Implicitly, that statement’s fairly critical of old-fashioned radio dramas and of modern performance art radio and podcasts. And Mitchell doesn’t back down from the assertion. After all, there must be some reason why the popularity and mainstream visibility of audio dramas have dropped sharply in the last few decades, outside of the places where it’s pursued and subsidized, like on the BBC.

“I’m not a good advocate for modern radio drama. I don’t want this to sound too bad, but I want what I do to seem like a critique of a lot of radio drama. I’m doing it the way I would want it done, that I wish more people would do it,” said Mitchell. “My sort-of theory about [the decline of radio drama] is that I feel like maybe it just hasn’t been done right. And that’s kind of an arrogant thing to say!

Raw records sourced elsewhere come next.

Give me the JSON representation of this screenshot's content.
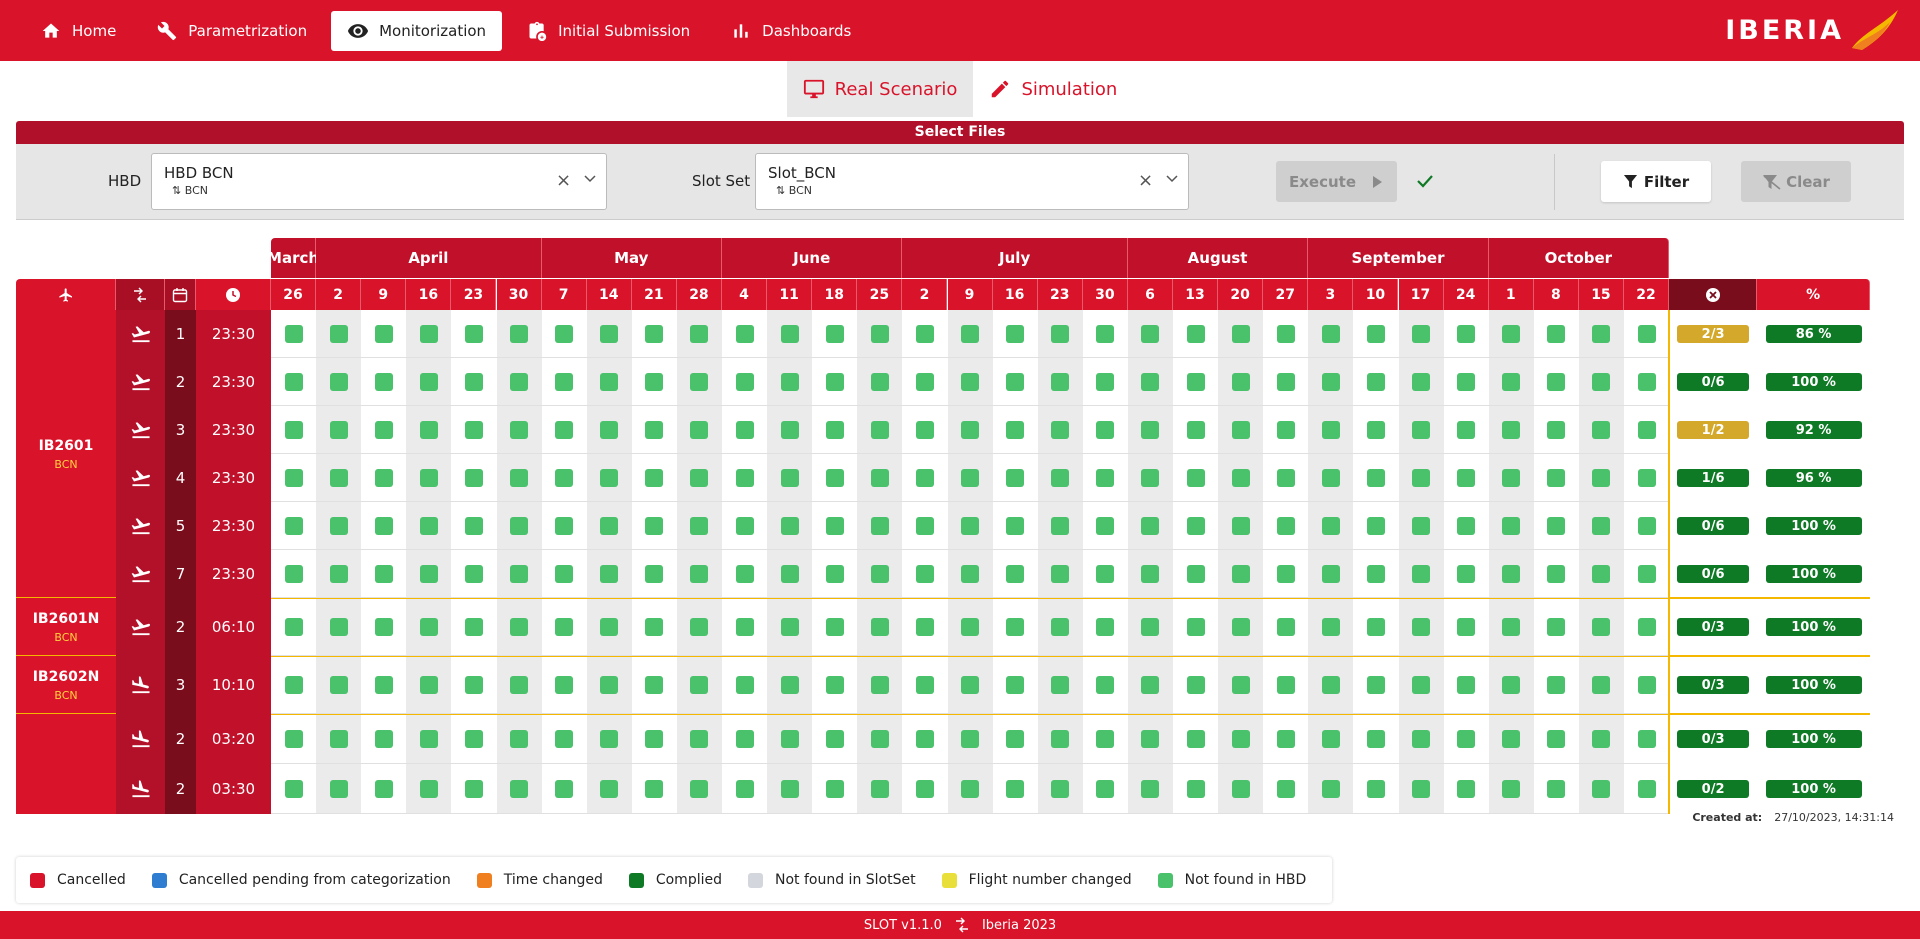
{
  "nav": {
    "items": [
      {
        "label": "Home",
        "icon": "home-icon",
        "active": false
      },
      {
        "label": "Parametrization",
        "icon": "tools-icon",
        "active": false
      },
      {
        "label": "Monitorization",
        "icon": "eye-icon",
        "active": true
      },
      {
        "label": "Initial Submission",
        "icon": "clipboard-icon",
        "active": false
      },
      {
        "label": "Dashboards",
        "icon": "bar-chart-icon",
        "active": false
      }
    ],
    "logo_text": "IBERIA"
  },
  "tabs": [
    {
      "label": "Real Scenario",
      "icon": "monitor-icon",
      "active": true
    },
    {
      "label": "Simulation",
      "icon": "pencil-icon",
      "active": false
    }
  ],
  "select_files": {
    "title": "Select Files",
    "hbd": {
      "label": "HBD",
      "value": "HBD BCN",
      "sub": "BCN"
    },
    "slot_set": {
      "label": "Slot Set",
      "value": "Slot_BCN",
      "sub": "BCN"
    },
    "execute_label": "Execute",
    "filter_label": "Filter",
    "clear_label": "Clear"
  },
  "grid": {
    "months": [
      {
        "name": "March",
        "span": 1
      },
      {
        "name": "April",
        "span": 5
      },
      {
        "name": "May",
        "span": 4
      },
      {
        "name": "June",
        "span": 4
      },
      {
        "name": "July",
        "span": 5
      },
      {
        "name": "August",
        "span": 4
      },
      {
        "name": "September",
        "span": 4
      },
      {
        "name": "October",
        "span": 4
      }
    ],
    "days": [
      "26",
      "2",
      "9",
      "16",
      "23",
      "30",
      "7",
      "14",
      "21",
      "28",
      "4",
      "11",
      "18",
      "25",
      "2",
      "9",
      "16",
      "23",
      "30",
      "6",
      "13",
      "20",
      "27",
      "3",
      "10",
      "17",
      "24",
      "1",
      "8",
      "15",
      "22"
    ],
    "pct_header": "%",
    "groups": [
      {
        "flight": "IB2601",
        "airport": "BCN",
        "rows": 6
      },
      {
        "flight": "IB2601N",
        "airport": "BCN",
        "rows": 1
      },
      {
        "flight": "IB2602N",
        "airport": "BCN",
        "rows": 1
      },
      {
        "flight": "",
        "airport": "",
        "rows": 2
      }
    ],
    "rows": [
      {
        "dir": "takeoff",
        "day": "1",
        "time": "23:30",
        "ratio": "2/3",
        "ratio_status": "warn",
        "pct": "86 %"
      },
      {
        "dir": "takeoff",
        "day": "2",
        "time": "23:30",
        "ratio": "0/6",
        "ratio_status": "ok",
        "pct": "100 %"
      },
      {
        "dir": "takeoff",
        "day": "3",
        "time": "23:30",
        "ratio": "1/2",
        "ratio_status": "warn",
        "pct": "92 %"
      },
      {
        "dir": "takeoff",
        "day": "4",
        "time": "23:30",
        "ratio": "1/6",
        "ratio_status": "ok",
        "pct": "96 %"
      },
      {
        "dir": "takeoff",
        "day": "5",
        "time": "23:30",
        "ratio": "0/6",
        "ratio_status": "ok",
        "pct": "100 %"
      },
      {
        "dir": "takeoff",
        "day": "7",
        "time": "23:30",
        "ratio": "0/6",
        "ratio_status": "ok",
        "pct": "100 %"
      },
      {
        "dir": "takeoff",
        "day": "2",
        "time": "06:10",
        "ratio": "0/3",
        "ratio_status": "ok",
        "pct": "100 %"
      },
      {
        "dir": "landing",
        "day": "3",
        "time": "10:10",
        "ratio": "0/3",
        "ratio_status": "ok",
        "pct": "100 %"
      },
      {
        "dir": "landing",
        "day": "2",
        "time": "03:20",
        "ratio": "0/3",
        "ratio_status": "ok",
        "pct": "100 %"
      },
      {
        "dir": "landing",
        "day": "2",
        "time": "03:30",
        "ratio": "0/2",
        "ratio_status": "ok",
        "pct": "100 %"
      }
    ],
    "colors": {
      "ok": "#0f7a26",
      "warn": "#d4a82a",
      "square": "#4ac16b"
    }
  },
  "created": {
    "label": "Created at:",
    "value": "27/10/2023, 14:31:14"
  },
  "legend": [
    {
      "label": "Cancelled",
      "color": "#d8132a"
    },
    {
      "label": "Cancelled pending from categorization",
      "color": "#2f7dd1"
    },
    {
      "label": "Time changed",
      "color": "#f07f1f"
    },
    {
      "label": "Complied",
      "color": "#0f7a26"
    },
    {
      "label": "Not found in SlotSet",
      "color": "#d3d6dc"
    },
    {
      "label": "Flight number changed",
      "color": "#e8df3a"
    },
    {
      "label": "Not found in HBD",
      "color": "#4ac16b"
    }
  ],
  "footer": {
    "app": "SLOT  v1.1.0",
    "company": "Iberia 2023"
  }
}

“But that’s my hope: If it were done in a certain way, if you could tap into how people listen to things now, that it would appeal to more people.”

There’s some evidence that Mitchell is onto something. After a piece from The Truth was picked up by This American Life, the podcast briefly shot into the top 10 on iTunes; it now has a reliable listenership of about 30,000.

But that’s not really enough to pay the bills. So in October, The Truth is offering a one-hour special to public radio stations, with three stories. Ingeniously, the special combines Halloween and the election season, with three campaign-themed stories, each with a horror element—likely the most delightful mashup of scares and politics since The Simpsons’ famous “Kang and Kodos take the forms of Bill Clinton and Bob Dole” episode.

The funding for that special—plus a recent fellowship grant from Soundcloud, which hosts The Truth— along with Mitchell and crew’s passion should help The Truth stick around. In the end, Mitchell doesn’t care if the podcast makes the jump to radio or continues its life as, well, a podcast. He just wants to keep telling his stories.

“My priority is to find a financially stable way of producing the pieces,” Mitchell said. “I just want to be able to do the work. The venue, to me, is secondary. Whether that’s broadcast or podcast or whatever venue might happen to come along next week is irrelevant to me. What matters is what helps me to do what I really love doing.”

Photo of Jonathan Mitchell via The Truth/Facebook